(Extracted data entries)
+ + + +
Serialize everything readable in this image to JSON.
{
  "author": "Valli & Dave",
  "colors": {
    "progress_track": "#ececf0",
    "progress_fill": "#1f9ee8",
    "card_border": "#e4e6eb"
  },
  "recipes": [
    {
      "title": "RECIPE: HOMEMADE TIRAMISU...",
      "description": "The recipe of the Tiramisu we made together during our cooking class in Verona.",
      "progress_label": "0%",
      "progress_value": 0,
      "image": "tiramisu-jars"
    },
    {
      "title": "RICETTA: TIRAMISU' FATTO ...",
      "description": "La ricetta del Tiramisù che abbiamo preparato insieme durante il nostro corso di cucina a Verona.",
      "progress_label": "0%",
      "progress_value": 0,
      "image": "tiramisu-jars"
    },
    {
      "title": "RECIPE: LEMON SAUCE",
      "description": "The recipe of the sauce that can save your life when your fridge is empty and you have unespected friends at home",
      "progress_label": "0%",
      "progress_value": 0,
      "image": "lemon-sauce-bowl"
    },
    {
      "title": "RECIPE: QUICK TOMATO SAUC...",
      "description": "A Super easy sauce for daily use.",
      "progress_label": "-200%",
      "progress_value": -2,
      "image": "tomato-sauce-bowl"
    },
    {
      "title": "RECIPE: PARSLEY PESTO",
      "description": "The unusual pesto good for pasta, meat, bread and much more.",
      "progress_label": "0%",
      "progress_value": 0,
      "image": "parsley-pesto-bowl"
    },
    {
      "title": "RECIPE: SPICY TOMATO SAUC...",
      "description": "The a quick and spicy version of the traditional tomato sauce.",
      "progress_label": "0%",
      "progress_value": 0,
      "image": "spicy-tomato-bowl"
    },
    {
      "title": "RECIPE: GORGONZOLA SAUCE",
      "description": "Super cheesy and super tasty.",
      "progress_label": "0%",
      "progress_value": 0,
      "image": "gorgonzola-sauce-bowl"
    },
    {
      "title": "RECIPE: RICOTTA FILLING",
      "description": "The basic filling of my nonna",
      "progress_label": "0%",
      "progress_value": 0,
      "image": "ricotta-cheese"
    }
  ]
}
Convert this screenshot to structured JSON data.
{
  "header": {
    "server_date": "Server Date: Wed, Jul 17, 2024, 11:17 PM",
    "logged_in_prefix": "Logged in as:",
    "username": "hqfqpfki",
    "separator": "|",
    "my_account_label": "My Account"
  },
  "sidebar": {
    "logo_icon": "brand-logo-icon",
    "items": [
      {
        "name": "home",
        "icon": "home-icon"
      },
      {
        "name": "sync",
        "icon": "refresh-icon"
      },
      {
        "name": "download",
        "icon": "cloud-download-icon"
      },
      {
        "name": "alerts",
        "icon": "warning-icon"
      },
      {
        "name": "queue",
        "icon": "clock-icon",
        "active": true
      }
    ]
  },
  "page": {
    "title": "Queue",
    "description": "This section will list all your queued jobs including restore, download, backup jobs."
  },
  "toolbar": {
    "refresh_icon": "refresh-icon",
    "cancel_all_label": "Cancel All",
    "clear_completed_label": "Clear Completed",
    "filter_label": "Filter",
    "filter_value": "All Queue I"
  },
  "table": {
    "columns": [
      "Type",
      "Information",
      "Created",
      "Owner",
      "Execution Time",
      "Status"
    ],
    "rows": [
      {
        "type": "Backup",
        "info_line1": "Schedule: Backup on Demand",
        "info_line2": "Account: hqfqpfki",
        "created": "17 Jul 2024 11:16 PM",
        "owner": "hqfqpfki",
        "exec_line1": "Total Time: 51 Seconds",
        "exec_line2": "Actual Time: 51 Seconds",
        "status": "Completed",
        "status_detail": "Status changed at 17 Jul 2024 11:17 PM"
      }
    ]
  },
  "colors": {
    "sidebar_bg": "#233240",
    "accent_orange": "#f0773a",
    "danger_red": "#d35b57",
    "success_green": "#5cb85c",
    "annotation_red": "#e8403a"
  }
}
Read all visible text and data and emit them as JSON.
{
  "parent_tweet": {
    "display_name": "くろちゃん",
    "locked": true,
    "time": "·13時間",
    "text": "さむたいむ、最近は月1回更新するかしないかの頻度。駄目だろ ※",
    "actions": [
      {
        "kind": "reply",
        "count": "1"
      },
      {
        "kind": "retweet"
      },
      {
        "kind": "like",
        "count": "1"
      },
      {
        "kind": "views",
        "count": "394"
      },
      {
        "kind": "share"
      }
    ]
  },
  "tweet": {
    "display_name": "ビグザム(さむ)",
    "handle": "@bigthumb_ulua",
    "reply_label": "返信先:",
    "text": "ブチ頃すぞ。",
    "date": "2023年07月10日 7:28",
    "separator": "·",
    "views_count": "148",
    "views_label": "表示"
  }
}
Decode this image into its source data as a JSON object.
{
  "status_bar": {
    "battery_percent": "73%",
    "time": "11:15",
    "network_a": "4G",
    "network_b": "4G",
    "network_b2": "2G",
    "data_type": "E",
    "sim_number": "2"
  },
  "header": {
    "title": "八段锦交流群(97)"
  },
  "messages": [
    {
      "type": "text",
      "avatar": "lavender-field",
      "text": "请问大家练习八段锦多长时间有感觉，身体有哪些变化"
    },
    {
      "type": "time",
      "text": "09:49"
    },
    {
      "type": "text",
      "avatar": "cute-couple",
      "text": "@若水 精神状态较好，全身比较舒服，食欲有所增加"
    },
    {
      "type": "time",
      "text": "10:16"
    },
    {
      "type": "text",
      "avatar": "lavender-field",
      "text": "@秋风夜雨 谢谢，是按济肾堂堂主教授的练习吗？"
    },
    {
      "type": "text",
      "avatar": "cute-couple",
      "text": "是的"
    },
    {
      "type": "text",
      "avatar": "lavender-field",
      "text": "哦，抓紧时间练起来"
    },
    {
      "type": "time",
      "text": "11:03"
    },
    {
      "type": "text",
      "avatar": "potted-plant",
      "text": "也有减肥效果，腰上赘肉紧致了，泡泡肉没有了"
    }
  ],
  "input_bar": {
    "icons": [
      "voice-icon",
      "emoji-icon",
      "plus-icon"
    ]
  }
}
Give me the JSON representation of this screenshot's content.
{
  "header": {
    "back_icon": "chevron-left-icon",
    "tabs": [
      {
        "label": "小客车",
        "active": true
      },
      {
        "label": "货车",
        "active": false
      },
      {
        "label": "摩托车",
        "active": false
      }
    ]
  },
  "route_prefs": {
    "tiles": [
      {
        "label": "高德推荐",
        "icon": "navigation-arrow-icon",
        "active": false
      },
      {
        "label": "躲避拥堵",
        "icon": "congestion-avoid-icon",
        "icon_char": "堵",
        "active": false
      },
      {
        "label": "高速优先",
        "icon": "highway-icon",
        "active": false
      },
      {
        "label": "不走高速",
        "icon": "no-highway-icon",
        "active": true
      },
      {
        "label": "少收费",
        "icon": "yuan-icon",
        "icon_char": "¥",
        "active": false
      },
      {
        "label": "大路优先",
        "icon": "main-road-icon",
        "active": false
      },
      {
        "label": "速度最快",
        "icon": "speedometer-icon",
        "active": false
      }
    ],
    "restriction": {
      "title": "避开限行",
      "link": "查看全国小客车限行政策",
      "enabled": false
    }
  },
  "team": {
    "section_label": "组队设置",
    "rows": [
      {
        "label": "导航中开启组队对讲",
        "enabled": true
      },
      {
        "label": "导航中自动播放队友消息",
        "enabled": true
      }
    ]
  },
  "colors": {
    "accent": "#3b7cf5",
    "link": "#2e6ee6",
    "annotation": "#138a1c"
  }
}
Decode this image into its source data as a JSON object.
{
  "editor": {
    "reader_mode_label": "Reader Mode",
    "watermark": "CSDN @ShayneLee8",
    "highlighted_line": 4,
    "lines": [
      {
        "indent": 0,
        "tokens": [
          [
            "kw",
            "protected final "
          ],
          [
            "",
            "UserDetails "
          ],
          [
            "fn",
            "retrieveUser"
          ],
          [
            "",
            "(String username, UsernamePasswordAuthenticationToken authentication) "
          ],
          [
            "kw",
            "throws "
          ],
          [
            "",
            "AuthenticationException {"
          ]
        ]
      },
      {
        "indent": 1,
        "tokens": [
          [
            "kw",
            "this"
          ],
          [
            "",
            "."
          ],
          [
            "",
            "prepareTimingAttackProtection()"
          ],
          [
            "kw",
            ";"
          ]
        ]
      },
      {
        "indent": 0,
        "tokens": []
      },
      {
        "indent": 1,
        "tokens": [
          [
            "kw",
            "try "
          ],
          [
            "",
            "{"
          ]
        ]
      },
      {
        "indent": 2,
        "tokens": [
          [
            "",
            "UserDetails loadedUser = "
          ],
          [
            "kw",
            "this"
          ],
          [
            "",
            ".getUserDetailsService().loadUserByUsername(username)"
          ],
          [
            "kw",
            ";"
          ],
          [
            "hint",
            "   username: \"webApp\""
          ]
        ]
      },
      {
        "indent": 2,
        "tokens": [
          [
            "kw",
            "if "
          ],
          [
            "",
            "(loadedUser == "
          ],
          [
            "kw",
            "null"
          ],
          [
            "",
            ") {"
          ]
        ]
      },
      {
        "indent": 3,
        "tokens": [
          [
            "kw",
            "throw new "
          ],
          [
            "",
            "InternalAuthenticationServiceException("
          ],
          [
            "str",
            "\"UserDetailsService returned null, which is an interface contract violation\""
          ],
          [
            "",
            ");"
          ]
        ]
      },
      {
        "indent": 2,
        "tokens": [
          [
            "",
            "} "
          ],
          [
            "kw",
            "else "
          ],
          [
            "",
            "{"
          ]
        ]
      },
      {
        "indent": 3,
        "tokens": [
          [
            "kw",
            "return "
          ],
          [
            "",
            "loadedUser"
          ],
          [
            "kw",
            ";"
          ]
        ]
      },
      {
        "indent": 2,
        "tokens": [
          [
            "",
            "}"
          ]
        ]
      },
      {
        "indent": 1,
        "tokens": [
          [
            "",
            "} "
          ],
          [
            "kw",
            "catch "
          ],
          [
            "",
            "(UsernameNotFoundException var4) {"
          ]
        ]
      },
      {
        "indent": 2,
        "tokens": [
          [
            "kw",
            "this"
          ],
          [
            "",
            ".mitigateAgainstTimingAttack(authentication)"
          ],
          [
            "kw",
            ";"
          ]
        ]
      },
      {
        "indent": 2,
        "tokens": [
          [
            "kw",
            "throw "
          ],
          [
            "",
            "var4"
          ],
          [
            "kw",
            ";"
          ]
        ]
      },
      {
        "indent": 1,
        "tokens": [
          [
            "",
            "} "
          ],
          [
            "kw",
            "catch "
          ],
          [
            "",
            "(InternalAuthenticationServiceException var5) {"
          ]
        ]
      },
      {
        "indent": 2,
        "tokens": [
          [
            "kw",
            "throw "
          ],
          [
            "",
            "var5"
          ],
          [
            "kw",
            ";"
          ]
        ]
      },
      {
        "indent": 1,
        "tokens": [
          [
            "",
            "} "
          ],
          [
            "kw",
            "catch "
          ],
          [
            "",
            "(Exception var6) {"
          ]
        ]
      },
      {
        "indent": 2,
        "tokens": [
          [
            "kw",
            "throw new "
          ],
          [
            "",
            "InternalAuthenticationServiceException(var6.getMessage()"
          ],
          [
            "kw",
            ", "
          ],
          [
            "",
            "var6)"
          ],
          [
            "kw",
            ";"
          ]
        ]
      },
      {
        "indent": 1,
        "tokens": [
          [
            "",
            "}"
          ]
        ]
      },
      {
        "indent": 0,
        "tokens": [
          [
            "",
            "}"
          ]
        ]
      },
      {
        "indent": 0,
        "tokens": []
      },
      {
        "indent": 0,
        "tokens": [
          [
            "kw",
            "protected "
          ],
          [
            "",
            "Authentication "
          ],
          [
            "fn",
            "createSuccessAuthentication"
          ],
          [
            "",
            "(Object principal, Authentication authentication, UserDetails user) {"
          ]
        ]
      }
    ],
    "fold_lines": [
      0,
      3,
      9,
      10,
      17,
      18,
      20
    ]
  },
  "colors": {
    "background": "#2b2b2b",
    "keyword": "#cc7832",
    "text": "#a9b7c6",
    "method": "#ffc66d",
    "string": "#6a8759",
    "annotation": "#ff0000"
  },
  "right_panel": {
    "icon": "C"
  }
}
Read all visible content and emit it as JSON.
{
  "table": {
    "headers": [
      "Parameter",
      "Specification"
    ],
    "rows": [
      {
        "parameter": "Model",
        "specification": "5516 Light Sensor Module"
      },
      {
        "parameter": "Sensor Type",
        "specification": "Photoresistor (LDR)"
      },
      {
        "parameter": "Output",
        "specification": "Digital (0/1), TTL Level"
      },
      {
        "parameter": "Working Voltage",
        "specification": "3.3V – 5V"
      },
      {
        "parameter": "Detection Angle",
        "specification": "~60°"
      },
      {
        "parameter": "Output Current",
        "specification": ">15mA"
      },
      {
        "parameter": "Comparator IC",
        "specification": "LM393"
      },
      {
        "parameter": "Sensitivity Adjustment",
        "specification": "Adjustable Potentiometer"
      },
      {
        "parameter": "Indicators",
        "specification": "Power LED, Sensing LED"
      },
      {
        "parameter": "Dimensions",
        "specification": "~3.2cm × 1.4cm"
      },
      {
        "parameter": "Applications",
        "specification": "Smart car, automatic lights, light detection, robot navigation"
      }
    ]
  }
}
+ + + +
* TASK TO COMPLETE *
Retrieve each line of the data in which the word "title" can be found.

* SOLUTION TO THIS PROBLEM *
      "title": "RECIPE: HOMEMADE TIRAMISU...",
      "title": "RICETTA: TIRAMISU' FATTO ...",
      "title": "RECIPE: LEMON SAUCE",
      "title": "RECIPE: QUICK TOMATO SAUC...",
      "title": "RECIPE: PARSLEY PESTO",
      "title": "RECIPE: SPICY TOMATO SAUC...",
      "title": "RECIPE: GORGONZOLA SAUCE",
      "title": "RECIPE: RICOTTA FILLING",
    "title": "Queue",
    "title": "八段锦交流群(97)"
      "title": "避开限行",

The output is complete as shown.